What is required >> Every line of the listing below should be written out exactly.
Dataset content: Begin
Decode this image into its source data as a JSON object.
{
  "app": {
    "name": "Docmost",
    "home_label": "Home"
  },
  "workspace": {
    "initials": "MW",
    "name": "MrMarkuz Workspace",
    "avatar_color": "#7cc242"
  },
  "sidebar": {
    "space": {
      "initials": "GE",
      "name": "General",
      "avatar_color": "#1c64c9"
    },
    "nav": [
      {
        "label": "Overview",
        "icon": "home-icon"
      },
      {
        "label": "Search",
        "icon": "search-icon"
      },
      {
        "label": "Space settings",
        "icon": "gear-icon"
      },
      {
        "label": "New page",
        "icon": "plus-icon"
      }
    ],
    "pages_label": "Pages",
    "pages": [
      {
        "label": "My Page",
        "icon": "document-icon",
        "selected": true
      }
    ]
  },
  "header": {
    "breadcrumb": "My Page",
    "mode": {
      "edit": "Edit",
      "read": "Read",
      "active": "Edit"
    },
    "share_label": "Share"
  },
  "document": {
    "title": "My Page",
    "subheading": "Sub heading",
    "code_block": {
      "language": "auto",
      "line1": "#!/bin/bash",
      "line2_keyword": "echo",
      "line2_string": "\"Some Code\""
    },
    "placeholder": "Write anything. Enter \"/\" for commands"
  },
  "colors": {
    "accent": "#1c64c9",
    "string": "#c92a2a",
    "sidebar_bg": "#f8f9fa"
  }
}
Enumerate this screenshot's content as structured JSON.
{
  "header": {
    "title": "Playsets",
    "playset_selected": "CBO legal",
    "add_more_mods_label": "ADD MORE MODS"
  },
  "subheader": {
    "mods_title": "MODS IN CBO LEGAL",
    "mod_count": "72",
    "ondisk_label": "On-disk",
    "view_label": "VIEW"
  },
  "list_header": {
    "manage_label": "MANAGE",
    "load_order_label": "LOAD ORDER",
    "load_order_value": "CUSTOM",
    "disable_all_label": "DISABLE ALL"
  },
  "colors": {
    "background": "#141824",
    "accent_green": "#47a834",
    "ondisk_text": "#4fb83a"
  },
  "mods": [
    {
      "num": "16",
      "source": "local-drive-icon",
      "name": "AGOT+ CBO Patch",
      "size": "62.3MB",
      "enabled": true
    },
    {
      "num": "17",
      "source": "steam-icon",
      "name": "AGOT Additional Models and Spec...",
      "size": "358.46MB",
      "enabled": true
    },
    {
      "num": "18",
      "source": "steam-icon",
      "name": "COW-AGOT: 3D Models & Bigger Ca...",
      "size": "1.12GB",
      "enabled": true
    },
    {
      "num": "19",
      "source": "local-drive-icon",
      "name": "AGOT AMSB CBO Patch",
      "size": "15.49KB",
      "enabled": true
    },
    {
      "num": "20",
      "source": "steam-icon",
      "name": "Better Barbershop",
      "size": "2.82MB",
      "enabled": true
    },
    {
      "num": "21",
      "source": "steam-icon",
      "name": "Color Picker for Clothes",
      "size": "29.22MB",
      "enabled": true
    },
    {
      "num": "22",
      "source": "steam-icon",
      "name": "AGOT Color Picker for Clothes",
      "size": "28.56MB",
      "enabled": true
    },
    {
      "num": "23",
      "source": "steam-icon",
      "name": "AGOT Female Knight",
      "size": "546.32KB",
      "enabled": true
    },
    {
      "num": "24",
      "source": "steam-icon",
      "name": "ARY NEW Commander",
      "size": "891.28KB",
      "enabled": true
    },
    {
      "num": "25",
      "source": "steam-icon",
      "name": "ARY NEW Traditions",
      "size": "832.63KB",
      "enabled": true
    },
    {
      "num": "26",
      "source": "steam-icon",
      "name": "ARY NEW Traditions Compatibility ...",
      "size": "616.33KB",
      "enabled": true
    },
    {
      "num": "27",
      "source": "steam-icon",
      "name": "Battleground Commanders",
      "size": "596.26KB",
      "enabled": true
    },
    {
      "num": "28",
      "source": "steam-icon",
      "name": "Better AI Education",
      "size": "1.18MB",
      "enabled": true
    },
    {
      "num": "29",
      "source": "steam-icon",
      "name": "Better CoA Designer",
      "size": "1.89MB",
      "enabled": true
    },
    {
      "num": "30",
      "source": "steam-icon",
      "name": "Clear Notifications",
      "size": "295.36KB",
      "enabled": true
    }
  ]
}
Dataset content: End
Response area >>
Decode this image into its source data as a JSON object.
{
  "app": {
    "name": "Docmost",
    "home_label": "Home"
  },
  "workspace": {
    "initials": "MW",
    "name": "MrMarkuz Workspace",
    "avatar_color": "#7cc242"
  },
  "sidebar": {
    "space": {
      "initials": "GE",
      "name": "General",
      "avatar_color": "#1c64c9"
    },
    "nav": [
      {
        "label": "Overview",
        "icon": "home-icon"
      },
      {
        "label": "Search",
        "icon": "search-icon"
      },
      {
        "label": "Space settings",
        "icon": "gear-icon"
      },
      {
        "label": "New page",
        "icon": "plus-icon"
      }
    ],
    "pages_label": "Pages",
    "pages": [
      {
        "label": "My Page",
        "icon": "document-icon",
        "selected": true
      }
    ]
  },
  "header": {
    "breadcrumb": "My Page",
    "mode": {
      "edit": "Edit",
      "read": "Read",
      "active": "Edit"
    },
    "share_label": "Share"
  },
  "document": {
    "title": "My Page",
    "subheading": "Sub heading",
    "code_block": {
      "language": "auto",
      "line1": "#!/bin/bash",
      "line2_keyword": "echo",
      "line2_string": "\"Some Code\""
    },
    "placeholder": "Write anything. Enter \"/\" for commands"
  },
  "colors": {
    "accent": "#1c64c9",
    "string": "#c92a2a",
    "sidebar_bg": "#f8f9fa"
  }
}
Enumerate this screenshot's content as structured JSON.
{
  "header": {
    "title": "Playsets",
    "playset_selected": "CBO legal",
    "add_more_mods_label": "ADD MORE MODS"
  },
  "subheader": {
    "mods_title": "MODS IN CBO LEGAL",
    "mod_count": "72",
    "ondisk_label": "On-disk",
    "view_label": "VIEW"
  },
  "list_header": {
    "manage_label": "MANAGE",
    "load_order_label": "LOAD ORDER",
    "load_order_value": "CUSTOM",
    "disable_all_label": "DISABLE ALL"
  },
  "colors": {
    "background": "#141824",
    "accent_green": "#47a834",
    "ondisk_text": "#4fb83a"
  },
  "mods": [
    {
      "num": "16",
      "source": "local-drive-icon",
      "name": "AGOT+ CBO Patch",
      "size": "62.3MB",
      "enabled": true
    },
    {
      "num": "17",
      "source": "steam-icon",
      "name": "AGOT Additional Models and Spec...",
      "size": "358.46MB",
      "enabled": true
    },
    {
      "num": "18",
      "source": "steam-icon",
      "name": "COW-AGOT: 3D Models & Bigger Ca...",
      "size": "1.12GB",
      "enabled": true
    },
    {
      "num": "19",
      "source": "local-drive-icon",
      "name": "AGOT AMSB CBO Patch",
      "size": "15.49KB",
      "enabled": true
    },
    {
      "num": "20",
      "source": "steam-icon",
      "name": "Better Barbershop",
      "size": "2.82MB",
      "enabled": true
    },
    {
      "num": "21",
      "source": "steam-icon",
      "name": "Color Picker for Clothes",
      "size": "29.22MB",
      "enabled": true
    },
    {
      "num": "22",
      "source": "steam-icon",
      "name": "AGOT Color Picker for Clothes",
      "size": "28.56MB",
      "enabled": true
    },
    {
      "num": "23",
      "source": "steam-icon",
      "name": "AGOT Female Knight",
      "size": "546.32KB",
      "enabled": true
    },
    {
      "num": "24",
      "source": "steam-icon",
      "name": "ARY NEW Commander",
      "size": "891.28KB",
      "enabled": true
    },
    {
      "num": "25",
      "source": "steam-icon",
      "name": "ARY NEW Traditions",
      "size": "832.63KB",
      "enabled": true
    },
    {
      "num": "26",
      "source": "steam-icon",
      "name": "ARY NEW Traditions Compatibility ...",
      "size": "616.33KB",
      "enabled": true
    },
    {
      "num": "27",
      "source": "steam-icon",
      "name": "Battleground Commanders",
      "size": "596.26KB",
      "enabled": true
    },
    {
      "num": "28",
      "source": "steam-icon",
      "name": "Better AI Education",
      "size": "1.18MB",
      "enabled": true
    },
    {
      "num": "29",
      "source": "steam-icon",
      "name": "Better CoA Designer",
      "size": "1.89MB",
      "enabled": true
    },
    {
      "num": "30",
      "source": "steam-icon",
      "name": "Clear Notifications",
      "size": "295.36KB",
      "enabled": true
    }
  ]
}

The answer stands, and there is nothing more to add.